§ **Your goal**:
Search the listing for the string "record". Copy every line that has it.

§ **Data provided**:
========================================
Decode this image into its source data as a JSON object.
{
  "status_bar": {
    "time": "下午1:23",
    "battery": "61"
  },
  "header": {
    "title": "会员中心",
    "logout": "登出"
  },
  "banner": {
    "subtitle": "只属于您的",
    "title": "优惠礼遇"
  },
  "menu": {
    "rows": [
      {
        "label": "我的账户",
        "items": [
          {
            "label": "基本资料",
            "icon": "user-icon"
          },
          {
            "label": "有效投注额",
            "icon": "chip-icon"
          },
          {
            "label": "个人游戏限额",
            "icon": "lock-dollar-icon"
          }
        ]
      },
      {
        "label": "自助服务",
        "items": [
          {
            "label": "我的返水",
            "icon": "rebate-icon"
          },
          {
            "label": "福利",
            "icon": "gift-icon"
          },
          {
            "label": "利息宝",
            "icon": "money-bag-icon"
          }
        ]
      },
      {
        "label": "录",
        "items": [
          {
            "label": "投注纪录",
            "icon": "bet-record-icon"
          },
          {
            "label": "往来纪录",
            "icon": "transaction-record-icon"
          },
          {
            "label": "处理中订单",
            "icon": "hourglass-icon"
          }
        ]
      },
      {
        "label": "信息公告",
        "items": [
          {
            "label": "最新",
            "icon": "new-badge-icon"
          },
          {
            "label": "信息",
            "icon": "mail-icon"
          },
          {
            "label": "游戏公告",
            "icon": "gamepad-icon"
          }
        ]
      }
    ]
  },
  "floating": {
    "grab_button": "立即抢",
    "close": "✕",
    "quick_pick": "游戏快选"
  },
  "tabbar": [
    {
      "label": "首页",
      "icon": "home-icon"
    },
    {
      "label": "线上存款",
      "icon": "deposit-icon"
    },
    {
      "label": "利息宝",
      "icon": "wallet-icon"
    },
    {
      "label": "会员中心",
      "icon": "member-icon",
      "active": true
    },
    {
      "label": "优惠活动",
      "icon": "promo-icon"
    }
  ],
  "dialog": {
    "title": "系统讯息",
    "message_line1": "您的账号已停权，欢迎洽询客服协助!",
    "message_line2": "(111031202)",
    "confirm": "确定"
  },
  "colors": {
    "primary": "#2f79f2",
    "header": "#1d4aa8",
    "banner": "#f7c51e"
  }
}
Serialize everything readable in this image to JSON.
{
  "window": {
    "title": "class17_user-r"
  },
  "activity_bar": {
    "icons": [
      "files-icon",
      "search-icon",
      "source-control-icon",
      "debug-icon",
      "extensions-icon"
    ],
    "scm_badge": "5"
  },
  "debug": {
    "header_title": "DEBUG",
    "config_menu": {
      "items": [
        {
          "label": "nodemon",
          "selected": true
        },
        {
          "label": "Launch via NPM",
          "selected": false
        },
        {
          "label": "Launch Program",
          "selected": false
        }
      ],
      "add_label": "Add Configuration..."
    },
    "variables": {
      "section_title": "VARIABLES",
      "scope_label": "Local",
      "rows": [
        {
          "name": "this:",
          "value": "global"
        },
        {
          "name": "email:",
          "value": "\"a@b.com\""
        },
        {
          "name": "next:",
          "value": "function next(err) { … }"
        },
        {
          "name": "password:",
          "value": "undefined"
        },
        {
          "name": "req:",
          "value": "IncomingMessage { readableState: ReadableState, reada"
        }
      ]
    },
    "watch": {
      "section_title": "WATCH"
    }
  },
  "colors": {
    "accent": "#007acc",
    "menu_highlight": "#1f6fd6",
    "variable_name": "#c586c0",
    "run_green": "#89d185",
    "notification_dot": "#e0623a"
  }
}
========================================
§ **Response area**:
            "icon": "bet-record-icon"
            "icon": "transaction-record-icon"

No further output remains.